The bishops also approved a blessing on Tuesday devoted to a child in the womb, intended to support parents, unite parishes and foster respect for human life within society.

“Obviously it’s a very tangible way for us to witness pastorally and sacramentally to the life of an unborn child,” said Archbishop Joseph Kurtz of Louisville. “It’s very consistent with the priorities we’ve raised.”

New Metro ads likely to stir up controversy

New Metro ads likely to stir up controversy

WASHINGTON – It wouldn’t be the holiday season without a little controversy concerning God.

Starting next week, Metro will roll out a set of advertisements on its buses sponsored by the American Humanist Association (AHA), a non-theist group. The ads will show a picture of a fake Santa Claus and read: “Why believe in a god? Just be good for goodness’ sake.”

“The idea being ‘why believe in a god?’ It is just not necessary,” says Roy Speckhardt, executive director of the AHA. “And ‘just be good for goodness’ sake’ meaning, why not truly do what we can to be good for the sake of goodness.”

The ads will be displayed on the sides and taillights of more than 200 Metro buses starting on Nov. 18. The interior posters will go up Dec. 1. The campaign is costing the AHA about $40,000.

“For the most part, we are reaching out to non-theists, to atheists who thought they were alone and now realize there is a way to connect with like minded folks,” Spekhardt says. “But this will also give those people on the fence something to think about.”

The AHA thought about campaigns in other cities, but chose D.C. because they believe the message will reach the widest swath of people without getting lost in the mix of other ads. The group defines humanism as “a progressive philosophy of life that, without theism, affirms our responsibility to lead ethical lives of value to self and humanity.

The timing of the ads is also intentional.

“We really are hoping to reach out during the holidays. When Thanksgiving comes, and everyone gets around to say grace, maybe the non-theist in the room can say, ‘maybe I should be excused,’ or ‘maybe I can say something this time’ and say something that doesn’t give credit to something that doesn’t exist for all that we have done on this planet.”

The AHA says it will think about expanding the ad campaign, based upon the reaction it gets.
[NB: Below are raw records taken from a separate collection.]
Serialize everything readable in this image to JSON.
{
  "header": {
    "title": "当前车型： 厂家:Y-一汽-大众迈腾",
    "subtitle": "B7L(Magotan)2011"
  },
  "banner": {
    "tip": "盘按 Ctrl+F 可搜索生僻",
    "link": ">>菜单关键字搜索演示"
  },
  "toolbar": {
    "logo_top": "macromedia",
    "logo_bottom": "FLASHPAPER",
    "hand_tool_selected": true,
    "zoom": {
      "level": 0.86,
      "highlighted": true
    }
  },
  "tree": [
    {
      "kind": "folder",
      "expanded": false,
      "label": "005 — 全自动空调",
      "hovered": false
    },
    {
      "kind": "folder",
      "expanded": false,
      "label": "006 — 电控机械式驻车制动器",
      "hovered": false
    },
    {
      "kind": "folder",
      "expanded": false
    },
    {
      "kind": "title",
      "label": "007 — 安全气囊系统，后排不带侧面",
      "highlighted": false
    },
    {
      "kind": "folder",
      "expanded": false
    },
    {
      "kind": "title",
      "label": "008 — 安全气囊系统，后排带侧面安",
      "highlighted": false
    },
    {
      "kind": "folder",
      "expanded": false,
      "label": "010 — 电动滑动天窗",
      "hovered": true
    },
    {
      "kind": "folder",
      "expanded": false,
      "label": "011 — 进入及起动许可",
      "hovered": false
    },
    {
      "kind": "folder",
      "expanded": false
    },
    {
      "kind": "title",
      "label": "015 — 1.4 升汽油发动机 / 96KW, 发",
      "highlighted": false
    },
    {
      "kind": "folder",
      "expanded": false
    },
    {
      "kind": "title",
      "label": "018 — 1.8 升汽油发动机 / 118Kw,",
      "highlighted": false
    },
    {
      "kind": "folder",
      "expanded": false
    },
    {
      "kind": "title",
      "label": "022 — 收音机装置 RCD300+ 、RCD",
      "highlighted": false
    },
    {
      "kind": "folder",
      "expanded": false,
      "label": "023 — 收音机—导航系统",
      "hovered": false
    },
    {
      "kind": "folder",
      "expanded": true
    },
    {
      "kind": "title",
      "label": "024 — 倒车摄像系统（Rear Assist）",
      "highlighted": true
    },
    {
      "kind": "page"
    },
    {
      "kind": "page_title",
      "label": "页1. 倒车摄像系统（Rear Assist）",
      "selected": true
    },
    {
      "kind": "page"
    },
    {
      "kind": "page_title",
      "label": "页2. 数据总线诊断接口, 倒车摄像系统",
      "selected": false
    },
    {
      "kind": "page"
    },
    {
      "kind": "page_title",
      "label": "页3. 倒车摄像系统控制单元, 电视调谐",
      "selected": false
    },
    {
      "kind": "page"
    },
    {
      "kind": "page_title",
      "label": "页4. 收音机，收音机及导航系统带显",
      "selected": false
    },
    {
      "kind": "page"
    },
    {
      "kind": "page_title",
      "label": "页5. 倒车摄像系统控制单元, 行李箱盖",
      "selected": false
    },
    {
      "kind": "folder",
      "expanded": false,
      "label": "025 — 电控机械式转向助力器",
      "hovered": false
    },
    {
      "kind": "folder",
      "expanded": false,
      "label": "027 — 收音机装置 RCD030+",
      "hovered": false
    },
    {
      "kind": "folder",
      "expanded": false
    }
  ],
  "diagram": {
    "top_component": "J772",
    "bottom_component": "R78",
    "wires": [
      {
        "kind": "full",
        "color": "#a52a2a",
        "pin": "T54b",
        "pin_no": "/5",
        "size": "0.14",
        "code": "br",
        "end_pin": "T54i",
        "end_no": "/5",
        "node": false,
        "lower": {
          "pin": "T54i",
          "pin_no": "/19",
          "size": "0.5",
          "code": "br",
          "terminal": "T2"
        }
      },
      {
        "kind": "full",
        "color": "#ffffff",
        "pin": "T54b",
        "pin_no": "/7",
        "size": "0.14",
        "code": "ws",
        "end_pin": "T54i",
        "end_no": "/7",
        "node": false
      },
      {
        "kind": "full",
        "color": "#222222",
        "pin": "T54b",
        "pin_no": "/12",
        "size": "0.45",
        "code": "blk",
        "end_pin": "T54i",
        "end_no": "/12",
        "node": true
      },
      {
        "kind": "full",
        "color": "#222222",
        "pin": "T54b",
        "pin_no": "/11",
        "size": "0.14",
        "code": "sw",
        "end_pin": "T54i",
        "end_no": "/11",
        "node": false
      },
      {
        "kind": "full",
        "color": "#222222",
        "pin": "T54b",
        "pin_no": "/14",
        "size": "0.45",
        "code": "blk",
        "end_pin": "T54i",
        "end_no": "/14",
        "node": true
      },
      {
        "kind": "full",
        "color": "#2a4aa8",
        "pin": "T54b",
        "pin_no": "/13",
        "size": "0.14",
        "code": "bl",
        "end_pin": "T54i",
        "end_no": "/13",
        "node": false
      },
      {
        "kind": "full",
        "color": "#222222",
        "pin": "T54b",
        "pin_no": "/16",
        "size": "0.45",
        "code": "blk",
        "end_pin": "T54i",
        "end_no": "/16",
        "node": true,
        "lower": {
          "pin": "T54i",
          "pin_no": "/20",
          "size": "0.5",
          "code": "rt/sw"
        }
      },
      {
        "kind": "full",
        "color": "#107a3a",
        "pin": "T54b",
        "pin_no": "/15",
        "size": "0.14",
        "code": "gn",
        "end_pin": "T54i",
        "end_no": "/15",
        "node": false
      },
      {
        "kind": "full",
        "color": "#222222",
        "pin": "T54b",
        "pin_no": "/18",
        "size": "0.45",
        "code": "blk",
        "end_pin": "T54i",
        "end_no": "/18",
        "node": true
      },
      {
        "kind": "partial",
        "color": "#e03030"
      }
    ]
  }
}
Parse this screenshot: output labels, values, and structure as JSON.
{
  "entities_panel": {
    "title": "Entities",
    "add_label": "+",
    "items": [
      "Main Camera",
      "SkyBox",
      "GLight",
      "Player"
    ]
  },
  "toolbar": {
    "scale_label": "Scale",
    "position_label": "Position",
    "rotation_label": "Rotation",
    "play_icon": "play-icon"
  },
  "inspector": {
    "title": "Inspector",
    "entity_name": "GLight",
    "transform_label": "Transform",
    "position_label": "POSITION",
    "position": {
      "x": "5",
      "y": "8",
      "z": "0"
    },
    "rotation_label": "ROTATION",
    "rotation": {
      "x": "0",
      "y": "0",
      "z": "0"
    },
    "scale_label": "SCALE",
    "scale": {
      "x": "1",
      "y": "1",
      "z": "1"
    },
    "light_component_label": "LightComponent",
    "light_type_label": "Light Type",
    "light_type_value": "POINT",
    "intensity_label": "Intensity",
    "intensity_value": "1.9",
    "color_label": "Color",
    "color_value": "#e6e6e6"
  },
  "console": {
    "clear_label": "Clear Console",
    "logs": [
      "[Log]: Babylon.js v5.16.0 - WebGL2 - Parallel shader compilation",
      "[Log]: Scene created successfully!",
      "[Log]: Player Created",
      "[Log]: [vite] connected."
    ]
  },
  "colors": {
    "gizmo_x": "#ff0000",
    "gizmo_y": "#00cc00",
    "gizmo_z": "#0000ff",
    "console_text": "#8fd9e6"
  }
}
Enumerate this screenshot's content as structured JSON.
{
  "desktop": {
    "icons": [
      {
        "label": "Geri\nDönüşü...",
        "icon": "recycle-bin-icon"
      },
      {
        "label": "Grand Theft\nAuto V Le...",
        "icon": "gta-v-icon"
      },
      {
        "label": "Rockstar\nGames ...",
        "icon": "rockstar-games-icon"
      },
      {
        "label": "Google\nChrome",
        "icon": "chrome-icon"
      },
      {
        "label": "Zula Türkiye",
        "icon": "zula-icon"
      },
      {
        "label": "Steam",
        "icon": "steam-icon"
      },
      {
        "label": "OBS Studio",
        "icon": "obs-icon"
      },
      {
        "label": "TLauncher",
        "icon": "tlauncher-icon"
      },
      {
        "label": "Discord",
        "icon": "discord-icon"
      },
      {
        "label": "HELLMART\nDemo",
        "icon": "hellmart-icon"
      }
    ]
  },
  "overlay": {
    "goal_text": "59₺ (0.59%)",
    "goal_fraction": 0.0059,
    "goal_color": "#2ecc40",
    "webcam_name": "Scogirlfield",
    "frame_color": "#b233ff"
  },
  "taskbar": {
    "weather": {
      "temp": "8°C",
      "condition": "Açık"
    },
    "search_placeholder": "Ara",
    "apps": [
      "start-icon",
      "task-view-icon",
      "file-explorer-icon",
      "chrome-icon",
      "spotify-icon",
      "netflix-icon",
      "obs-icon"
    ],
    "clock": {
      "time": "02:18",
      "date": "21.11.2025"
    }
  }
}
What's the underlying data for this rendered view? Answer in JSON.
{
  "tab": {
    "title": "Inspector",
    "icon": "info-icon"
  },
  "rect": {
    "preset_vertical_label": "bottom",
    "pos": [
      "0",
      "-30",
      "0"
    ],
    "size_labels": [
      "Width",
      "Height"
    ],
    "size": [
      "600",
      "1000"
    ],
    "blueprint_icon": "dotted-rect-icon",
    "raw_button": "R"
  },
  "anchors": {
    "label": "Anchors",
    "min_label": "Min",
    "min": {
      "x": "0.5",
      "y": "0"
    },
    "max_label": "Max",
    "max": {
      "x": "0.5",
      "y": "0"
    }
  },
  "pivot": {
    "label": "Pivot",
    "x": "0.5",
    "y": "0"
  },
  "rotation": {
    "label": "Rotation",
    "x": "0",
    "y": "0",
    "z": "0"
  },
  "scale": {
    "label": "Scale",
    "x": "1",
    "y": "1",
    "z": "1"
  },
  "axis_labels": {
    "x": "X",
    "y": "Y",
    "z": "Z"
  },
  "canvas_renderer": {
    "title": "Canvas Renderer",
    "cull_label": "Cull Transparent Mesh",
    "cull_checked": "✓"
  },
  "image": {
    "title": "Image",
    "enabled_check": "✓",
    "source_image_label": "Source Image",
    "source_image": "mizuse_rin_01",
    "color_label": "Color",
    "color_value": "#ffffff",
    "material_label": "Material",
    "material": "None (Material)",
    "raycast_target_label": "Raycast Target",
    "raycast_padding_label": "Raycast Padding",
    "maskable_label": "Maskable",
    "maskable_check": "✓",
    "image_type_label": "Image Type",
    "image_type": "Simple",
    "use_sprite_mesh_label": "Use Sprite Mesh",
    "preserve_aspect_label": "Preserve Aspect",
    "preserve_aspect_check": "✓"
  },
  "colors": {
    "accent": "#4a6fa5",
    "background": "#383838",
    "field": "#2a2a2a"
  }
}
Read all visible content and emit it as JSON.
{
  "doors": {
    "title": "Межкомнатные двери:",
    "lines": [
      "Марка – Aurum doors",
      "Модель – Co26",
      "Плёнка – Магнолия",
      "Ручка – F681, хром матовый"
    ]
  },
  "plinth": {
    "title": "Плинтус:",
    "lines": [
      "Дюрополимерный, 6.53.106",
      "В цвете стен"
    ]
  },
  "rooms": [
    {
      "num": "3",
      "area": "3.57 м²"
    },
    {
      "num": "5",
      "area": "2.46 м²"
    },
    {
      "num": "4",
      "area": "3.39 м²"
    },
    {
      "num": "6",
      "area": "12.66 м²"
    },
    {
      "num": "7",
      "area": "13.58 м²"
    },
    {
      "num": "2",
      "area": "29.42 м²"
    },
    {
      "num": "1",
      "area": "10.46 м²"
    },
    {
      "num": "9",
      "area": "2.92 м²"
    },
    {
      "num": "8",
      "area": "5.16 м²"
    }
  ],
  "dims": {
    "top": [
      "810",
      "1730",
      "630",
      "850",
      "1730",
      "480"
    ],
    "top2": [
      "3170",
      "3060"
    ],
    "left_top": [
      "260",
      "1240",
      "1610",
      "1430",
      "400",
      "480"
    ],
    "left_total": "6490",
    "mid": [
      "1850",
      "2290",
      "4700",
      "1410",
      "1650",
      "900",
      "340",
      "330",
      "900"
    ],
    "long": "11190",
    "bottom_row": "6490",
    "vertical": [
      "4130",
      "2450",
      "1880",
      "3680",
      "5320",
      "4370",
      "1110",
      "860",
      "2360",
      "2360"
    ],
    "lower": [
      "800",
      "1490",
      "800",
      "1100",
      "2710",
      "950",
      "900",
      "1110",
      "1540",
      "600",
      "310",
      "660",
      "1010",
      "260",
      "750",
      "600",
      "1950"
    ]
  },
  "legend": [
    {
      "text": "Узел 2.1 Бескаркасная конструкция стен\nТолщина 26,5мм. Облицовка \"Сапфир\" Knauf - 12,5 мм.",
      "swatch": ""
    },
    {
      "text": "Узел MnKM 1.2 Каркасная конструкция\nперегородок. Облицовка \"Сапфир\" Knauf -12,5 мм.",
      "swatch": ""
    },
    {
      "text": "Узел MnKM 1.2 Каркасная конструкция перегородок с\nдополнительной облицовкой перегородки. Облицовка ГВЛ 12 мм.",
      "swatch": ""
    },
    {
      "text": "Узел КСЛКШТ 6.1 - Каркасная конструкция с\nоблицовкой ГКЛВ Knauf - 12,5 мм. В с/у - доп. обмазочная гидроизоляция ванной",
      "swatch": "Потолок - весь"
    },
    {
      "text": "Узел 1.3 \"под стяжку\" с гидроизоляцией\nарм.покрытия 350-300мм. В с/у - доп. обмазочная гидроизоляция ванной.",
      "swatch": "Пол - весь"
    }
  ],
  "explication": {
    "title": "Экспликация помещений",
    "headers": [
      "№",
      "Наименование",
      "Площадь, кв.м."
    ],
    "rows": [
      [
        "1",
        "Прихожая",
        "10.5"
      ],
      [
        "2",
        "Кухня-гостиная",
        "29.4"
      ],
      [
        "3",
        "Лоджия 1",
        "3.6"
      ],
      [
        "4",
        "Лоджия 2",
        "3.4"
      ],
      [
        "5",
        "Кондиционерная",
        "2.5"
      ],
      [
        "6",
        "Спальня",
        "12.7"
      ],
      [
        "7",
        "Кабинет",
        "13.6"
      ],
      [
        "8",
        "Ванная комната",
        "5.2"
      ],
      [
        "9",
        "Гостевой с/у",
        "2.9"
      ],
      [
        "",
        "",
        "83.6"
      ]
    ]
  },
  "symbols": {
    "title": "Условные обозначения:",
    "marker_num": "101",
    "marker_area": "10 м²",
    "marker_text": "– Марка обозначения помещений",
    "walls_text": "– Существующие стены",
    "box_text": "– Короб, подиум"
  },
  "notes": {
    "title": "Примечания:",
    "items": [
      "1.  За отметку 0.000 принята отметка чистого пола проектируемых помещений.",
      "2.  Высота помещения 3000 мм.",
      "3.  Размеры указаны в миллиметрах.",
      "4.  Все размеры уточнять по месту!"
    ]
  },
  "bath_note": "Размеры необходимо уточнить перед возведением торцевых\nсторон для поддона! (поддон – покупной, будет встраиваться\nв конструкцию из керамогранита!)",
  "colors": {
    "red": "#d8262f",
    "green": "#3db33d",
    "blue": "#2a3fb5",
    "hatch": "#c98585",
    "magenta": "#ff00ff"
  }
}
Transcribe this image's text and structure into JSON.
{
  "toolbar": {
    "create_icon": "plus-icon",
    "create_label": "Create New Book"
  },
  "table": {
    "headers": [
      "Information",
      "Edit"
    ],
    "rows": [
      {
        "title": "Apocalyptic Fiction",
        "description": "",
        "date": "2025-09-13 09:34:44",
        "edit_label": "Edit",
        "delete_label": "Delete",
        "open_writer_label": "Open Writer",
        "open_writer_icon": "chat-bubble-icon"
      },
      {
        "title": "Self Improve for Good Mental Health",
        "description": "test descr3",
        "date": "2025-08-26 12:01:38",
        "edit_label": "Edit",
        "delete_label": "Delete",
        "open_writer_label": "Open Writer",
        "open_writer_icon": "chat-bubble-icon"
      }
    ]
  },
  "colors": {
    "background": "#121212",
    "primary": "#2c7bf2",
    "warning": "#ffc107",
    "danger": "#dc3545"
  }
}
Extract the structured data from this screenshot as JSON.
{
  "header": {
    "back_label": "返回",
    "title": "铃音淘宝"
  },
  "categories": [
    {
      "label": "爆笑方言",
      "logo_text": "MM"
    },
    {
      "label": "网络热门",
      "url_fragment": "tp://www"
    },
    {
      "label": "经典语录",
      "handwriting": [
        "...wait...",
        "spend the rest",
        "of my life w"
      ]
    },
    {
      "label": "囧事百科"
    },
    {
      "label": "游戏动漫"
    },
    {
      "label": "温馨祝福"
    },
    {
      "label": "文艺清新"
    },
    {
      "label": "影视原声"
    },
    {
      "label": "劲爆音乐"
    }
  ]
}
The campaign comes as conservative Christian groups gear up their efforts to keep Christ in Christmas. In the past five years, groups such as the American Family Association and the Catholic League have criticized or threatened boycotts of retailers who use generic “holiday” greetings.

In mid-October, the American Family Association started selling buttons that say “It’s OK to say Merry Christmas.” The humanists’ entry into the marketplace of ideas did not impress AFA president Tim Wildmon.

“It’s a stupid ad,” he said. “How do we define ‘good’ if we don’t believe in God? God in his word, the Bible, tells us what’s good and bad and right and wrong. If we are each ourselves defining what’s good, it’s going to be a crazy world.”

Also on Tuesday, the Orlando, Fla.-based Liberty Counsel, a conservative Christian legal group, launched its sixth annual “Friend or Foe Christmas Campaign.” Liberty Counsel has intervened in disputes over nativity scenes and government bans on Christmas decorations, among other things.

“It’s the ultimate grinch to say there is no God at a time when millions of people around the world celebrate the birth of Christ,” said Mathew Staver, the group’s chairman and dean of the Liberty University School of Law. “Certainly, they have the right to believe what they want but this is insulting.”

Best-selling books by authors such as Richard Dawkins and Christopher Hitchens have fueled interest in “the new atheism” – a more in-your-face argument against God’s existence.

Yet few Americans describe themselves as atheist or agnostic; a Pew Forum on Religion and Public Life poll from earlier this year found 92 percent of Americans believe in God.

There was no debate at the Washington Metropolitan Area Transit Authority over whether to take the ad. Spokeswoman Lisa Farbstein said the agency accepts ads that aren’t obscene or pornographic.